# in .bashrc export GEM_HOME=$HOME/.gem/ruby
With Ruby installed on your machine, you can install Bundler using the command below:
# not necessary in Ruby >2.6, since it is a default gem since 2.6 gem install bundler
Next, use Bundler to install Jekyll and other dependencies needed to run the website (this command assumes your current working directory is your clone of this repository with the
main branch checked out, because that's where the Gemfile dependency list exists).
The command to serve the site contents using Jekyll‘s built-in webserver is as follows (this webserver may behave differently than apache.org’s servers).
bundle exec jekyll serve -w
You do NOT need to execute a
bundle exec jekyll build command first, as the
serve command is sufficient to both build the site and serve its contents. By default, it will also try to re-build any pages you change while running the webserver, which can be quite useful if trying to get some CSS or HTML styled “just right”.
Jekyll will print a local URL where the site can be viewed (usually, http://0.0.0.0:4000/).
Changes pushed to our
main branch will automatically trigger Jekyll to build our site from that branch and push the result to our
asf-staging branch, where they will be served on our default staging site.
First, add our repository as a remote in your local clone, if you haven't already done so (these commands assume the name of that remote is ‘upstream’).
git clone https://github.com/<yourusername>/thrift-website cd thrift-website git remote add upstream https://github.com/apache/thrift-website
Next, publish the staging site to production by updating the
asf-site branch to match the contents in the
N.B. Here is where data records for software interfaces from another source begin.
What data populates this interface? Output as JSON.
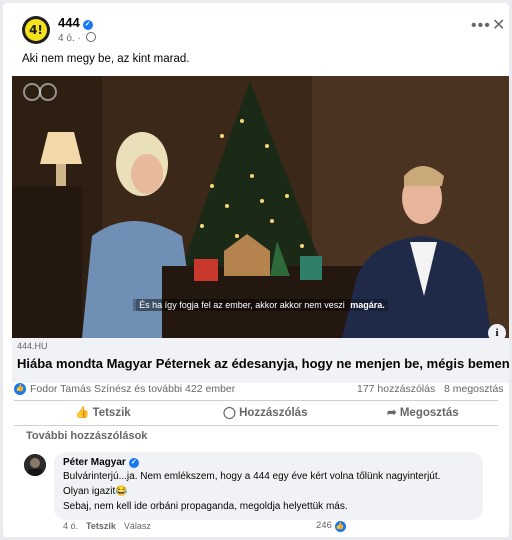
{
  "post": {
    "page_name": "444",
    "time": "4 ó.",
    "caption": "Aki nem megy be, az kint marad.",
    "logo_text": "4!",
    "more_icon": "more-dots-icon",
    "close_icon": "close-icon"
  },
  "media": {
    "subtitle_text": "És ha így fogja fel az ember, akkor akkor nem veszi ",
    "subtitle_emph": "magára."
  },
  "link": {
    "domain": "444.HU",
    "headline": "Hiába mondta Magyar Péternek az édesanyja, hogy ne menjen be, mégis bement"
  },
  "stats": {
    "reactors": "Fodor Tamás Színész és további 422 ember",
    "comments": "177 hozzászólás",
    "shares": "8 megosztás"
  },
  "actions": {
    "like": "Tetszik",
    "comment": "Hozzászólás",
    "share": "Megosztás"
  },
  "comments_section": {
    "more_label": "További hozzászólások"
  },
  "comment": {
    "author": "Péter Magyar",
    "line1": "Bulvárinterjú...ja. Nem emlékszem, hogy a 444 egy éve kért volna tőlünk nagyinterjút.",
    "line2": "Olyan igazit",
    "emoji": "😂",
    "line3": "Sebaj, nem kell ide orbáni propaganda, megoldja helyettük más.",
    "time": "4 ó.",
    "like": "Tetszik",
    "reply": "Válasz",
    "likes": "246"
  },
  "colors": {
    "accent": "#1877f2",
    "logo_yellow": "#f4e21c"
  }
}
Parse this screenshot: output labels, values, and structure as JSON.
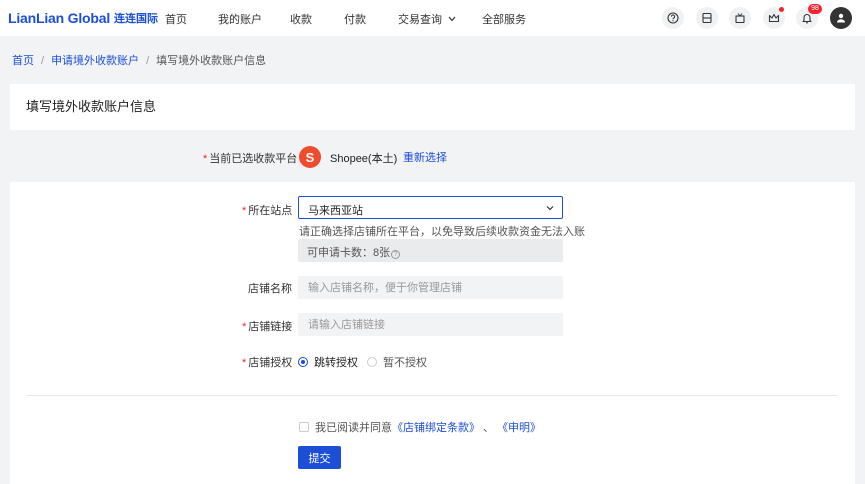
{
  "brand": {
    "name_en": "LianLian Global",
    "name_cn": "连连国际"
  },
  "nav": {
    "home": "首页",
    "my_account": "我的账户",
    "receive": "收款",
    "pay": "付款",
    "transactions": "交易查询",
    "all_services": "全部服务"
  },
  "header_icons": [
    "help-icon",
    "wallet-icon",
    "gift-icon",
    "crown-icon",
    "bell-icon",
    "user-icon"
  ],
  "notifications": {
    "count": "98"
  },
  "breadcrumb": {
    "home": "首页",
    "apply": "申请境外收款账户",
    "current": "填写境外收款账户信息",
    "separator": "/"
  },
  "page_title": "填写境外收款账户信息",
  "form": {
    "platform": {
      "label": "当前已选收款平台",
      "logo_letter": "S",
      "name": "Shopee(本土)",
      "reselect": "重新选择"
    },
    "site": {
      "label": "所在站点",
      "value": "马来西亚站",
      "hint": "请正确选择店铺所在平台，以免导致后续收款资金无法入账",
      "quota_text": "可申请卡数：8张",
      "quota_icon": "?"
    },
    "store_name": {
      "label": "店铺名称",
      "placeholder": "输入店铺名称，便于你管理店铺"
    },
    "store_link": {
      "label": "店铺链接",
      "placeholder": "请输入店铺链接"
    },
    "auth": {
      "label": "店铺授权",
      "options": [
        "跳转授权",
        "暂不授权"
      ],
      "selected": "跳转授权"
    },
    "agreement": {
      "text": "我已阅读并同意",
      "link1": "《店铺绑定条款》",
      "separator": "、",
      "link2": "《申明》"
    },
    "submit": "提交"
  },
  "required_mark": "*",
  "colors": {
    "primary": "#1d4fd6",
    "shopee": "#ee4d2d",
    "danger": "#f5222d"
  }
}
# Step 0: stay in main branch; you never need to switch git checkout main # Step 1: update your upstream remote git remote update upstream # Step 2: push upstream/asf-staging to upstream/asf-site # run next command with --dry-run first to see what it will do without making changes git push upstream upstream/asf-staging:asf-site
A convenience script can be found that performs these steps for you, after asking which remote you want to use. It is located in the
main branch at
Note that Step 2 should always be a fast-forward merge. That is, there should never be any reason to force-push it if everything is done correctly. If extra commits are ever added to
asf-site that are not present in
asf-staging, then those branches will need to be sync'd back up in order to continue avoiding force pushes.
The final site can be viewed here.